Also on New Year’s, a 25-year-old Navy pilot, John Robert Reeves, shot and killed three individuals in Coronado, California, one of whom was a co-student in the Navy’s elite “Top Gun” program. Many of Reeves’ closest friends were stunned by the news, recalling the airman as always upbeat and friendly. Subsequent research into Reeves’ online blog postings revealed a deeply disturbed individual crying out for help.
“I might come across as a nice guy, but I unintentionally screw people over on a regular basis,” Reeves had written in a final statement. “Whenever I try to do something nice to help people out, it goes horribly wrong, and everyone would have been better off if I just kept to myself.”
More than 10 years of dirty colonial wars in Iraq, Afghanistan and across the Middle East have placed the psychological health of literally hundreds of thousands of young veterans in jeopardy. Suicide rates in the armed forces have doubled over the past 10 years, with the official unemployment rate for young veterans at over 30 percent.
A survey conducted in late 2011 by the Pew Research Center found that nearly half of all returning veterans had a difficult to very difficult time reintegrating to civilian life. According to Iraq and Afghanistan Veterans of America, a group that assists returning veterans in their attempts to reintegrate into civilian life, 278 US Army veterans took their own lives in 2011. By way of comparison, 393 service members across all branches were actually killed in action during the same period.
The most accurate service-wide count of suicides would have to be provided by the Veterans Administration, but the government agency does not regularly release this information. The most recent count released is a horrifically high 6,000 members who took their lives in 2009. Even this figure may significantly understate the actual count, as approximately 47 percent of returning vets never register with the VA.
Despite the endless platitudes by the political establishment about “supporting the troops,” such figures, along with a continual string of tragedies such as those that occurred in California and Washington state, reveal the real attitude of the ruling elite toward an entire generation of young people. At least one of the homeless victims of the latest rampage in Orange County was a Vietnam war veteran.
In Orange County, the situation for homeless people has sharply deteriorated since the onset of the economic crisis, as it has throughout the rest of the country. Individuals regarded as clinically homeless rose to 2,500 in 2011. Despite steadily rising increases in the affected population, services for these individuals have steadily declined.
The last cold weather shelter for homeless individuals in Southern Orange County, a small facility operated by the Capo Beach Calvary Church, closed its doors in February 2011. At the time of its closing, the church was legally allowed to accommodate only 10 homeless people at a time. The 10-bed limit had been implemented as part of zoning ordinances passed by the relatively affluent cities of San Juan Capistrano, Dana Point and Laguna Niguel.

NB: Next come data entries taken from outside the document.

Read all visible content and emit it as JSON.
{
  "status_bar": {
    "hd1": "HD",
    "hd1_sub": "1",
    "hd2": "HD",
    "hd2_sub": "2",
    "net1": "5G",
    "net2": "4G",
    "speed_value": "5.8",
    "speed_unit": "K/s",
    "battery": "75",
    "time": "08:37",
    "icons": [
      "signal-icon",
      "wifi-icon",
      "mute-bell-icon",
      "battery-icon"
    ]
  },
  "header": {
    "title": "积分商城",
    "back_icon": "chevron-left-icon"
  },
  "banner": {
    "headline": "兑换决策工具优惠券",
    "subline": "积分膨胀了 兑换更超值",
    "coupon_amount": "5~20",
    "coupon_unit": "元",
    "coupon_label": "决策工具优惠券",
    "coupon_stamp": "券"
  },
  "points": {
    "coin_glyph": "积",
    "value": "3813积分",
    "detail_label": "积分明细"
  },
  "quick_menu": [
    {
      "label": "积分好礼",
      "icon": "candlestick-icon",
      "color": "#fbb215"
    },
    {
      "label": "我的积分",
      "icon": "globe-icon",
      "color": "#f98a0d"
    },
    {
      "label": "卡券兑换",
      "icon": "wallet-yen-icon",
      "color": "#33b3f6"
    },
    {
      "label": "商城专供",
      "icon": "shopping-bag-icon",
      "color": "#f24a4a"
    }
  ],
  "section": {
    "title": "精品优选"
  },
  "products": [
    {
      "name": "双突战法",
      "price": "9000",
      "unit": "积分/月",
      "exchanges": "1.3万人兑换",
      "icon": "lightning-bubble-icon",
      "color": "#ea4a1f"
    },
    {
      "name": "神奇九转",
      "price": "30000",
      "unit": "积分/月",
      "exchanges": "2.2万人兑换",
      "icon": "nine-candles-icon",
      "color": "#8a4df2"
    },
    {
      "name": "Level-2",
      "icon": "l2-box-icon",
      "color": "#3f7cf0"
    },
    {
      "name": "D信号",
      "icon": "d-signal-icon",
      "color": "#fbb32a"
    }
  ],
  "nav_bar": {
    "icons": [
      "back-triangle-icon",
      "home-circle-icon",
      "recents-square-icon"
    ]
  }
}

In March 2010, the National Guard Armories of Fullerton and Santa Ana in Northern Orange County ended overnight services for the homeless. Had those services still been available, any one of the four victims of this latest tragedy might have found shelter there on the nights they were murdered.